That’s (approximately) how many people who woke up this morning are going to die unexpectedly today. And tomorrow. And the day after that. I won’t get into the math in detail, but it’s about 10% of the total number of people who die each day. Nine in ten of those people reasonably expect it. They know it’s coming. But for 16,020, it’s going to sneak up on them.
Not everything I write on this blog is going to be morbid or maudlin. Today is just a day that does that to me. When you lose someone close to you, especially someone younger, completely unexpectedly, you end up wondering about things that may never have entered into your mind before.
What if I’m one of those 16,020 today? What if, like my sister, I woke up today feeling fine, optimistic, full of hope? What if I have plans and goals and dreams, but I’m not just “finishing up the backstory in the novel of my life, going through that transition where you see the protagonist finally seize agency”? What if I’m on the last page? In the last sentence? What if it ends like this?
What’s the story so far? Is it one I’m proud of?
She asked me once, just before my 27th birthday, whether I was where I thought I would be by the time I turned 27. She had just turned 25 a few weeks prior. I had to answer with a question, though, because it makes a big difference:
Where I thought I would be when I was what age?
Seven-year-old me probably thought I would be exploring space, bumping elbows with aliens, if I’d even been able to imagine 27, and if aliens even have elbows. That kid would probably have been pretty disappointed in my 27-year-old life.
But 26-year-old me? Suitably impressed. Twenty-six-year-old me understood what 8-to-25-year-old me had time to learn about my life, and how daunting and overwhelming it felt a lot of the time to try to overcome it. And honestly? Looking back at 26-year-old me now? I was actually pretty naive then too!
While there’s some degree of value in meditating on how I’ve lived up to my own expectations, I think sitting in that misses the point:
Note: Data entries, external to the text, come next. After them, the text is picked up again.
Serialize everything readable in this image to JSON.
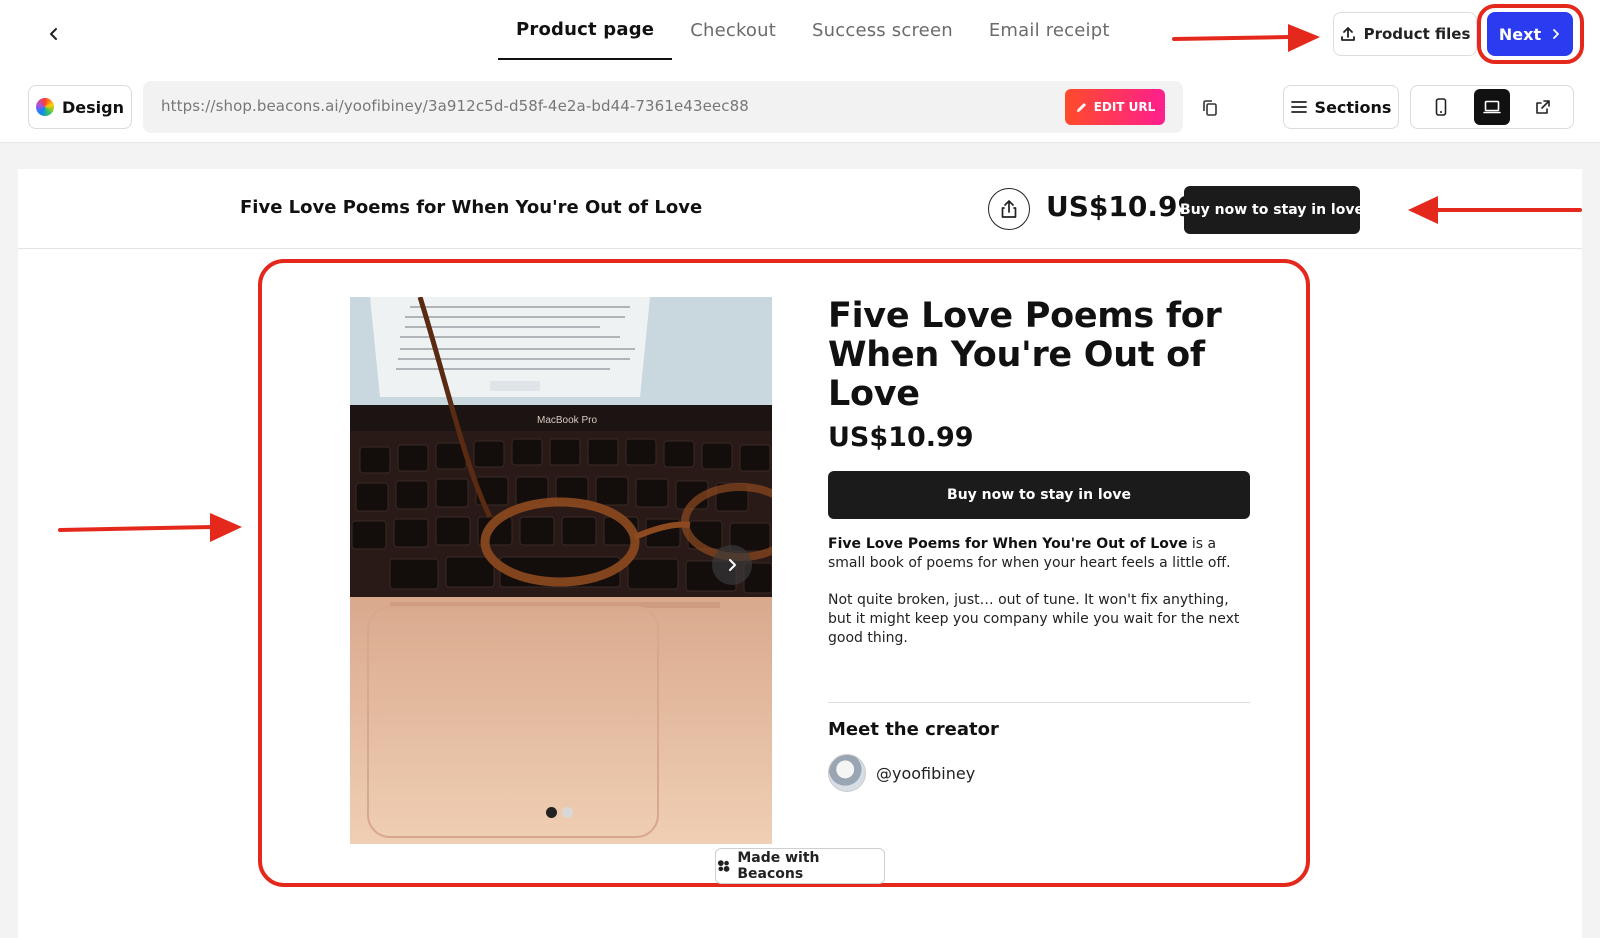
{
  "header": {
    "tabs": [
      {
        "label": "Product page",
        "active": true
      },
      {
        "label": "Checkout",
        "active": false
      },
      {
        "label": "Success screen",
        "active": false
      },
      {
        "label": "Email receipt",
        "active": false
      }
    ],
    "product_files_label": "Product files",
    "next_label": "Next"
  },
  "toolbar": {
    "design_label": "Design",
    "url": "https://shop.beacons.ai/yoofibiney/3a912c5d-d58f-4e2a-bd44-7361e43eec88",
    "edit_url_label": "EDIT URL",
    "sections_label": "Sections",
    "view_mode": "desktop"
  },
  "sticky_bar": {
    "title": "Five Love Poems for When You're Out of Love",
    "price": "US$10.99",
    "buy_label": "Buy now to stay in love"
  },
  "product": {
    "title": "Five Love Poems for When You're Out of Love",
    "price": "US$10.99",
    "buy_label": "Buy now to stay in love",
    "desc_bold": "Five Love Poems for When You're Out of Love",
    "desc_rest": " is a small book of poems for when your heart feels a little off.",
    "desc_second": "Not quite broken, just… out of tune. It won't fix anything, but it might keep you company while you wait for the next good thing.",
    "image_slides": 2,
    "image_current_slide": 1,
    "image_laptop_label": "MacBook Pro"
  },
  "creator": {
    "heading": "Meet the creator",
    "handle": "@yoofibiney"
  },
  "footer": {
    "made_with_label": "Made with Beacons"
  },
  "colors": {
    "annotation_red": "#e4281c",
    "next_blue": "#2b3cf0",
    "button_dark": "#1b1b1b"
  }
}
Am I treating my body and mind with the respect and care they deserve? Am I investing my time, however much of it I have left, in things that are important to me? Am I loving the people I love without hesitation and without restraint, but with humility and openness? Do I face my mistakes with courage and repentance, and make plans not to repeat them?
If I’m going to die today, there really isn’t anything I can do about that. There’s really only one question, in that context, that I can do anything about:
Am I going to LIVE today?
Yes. Yes I am.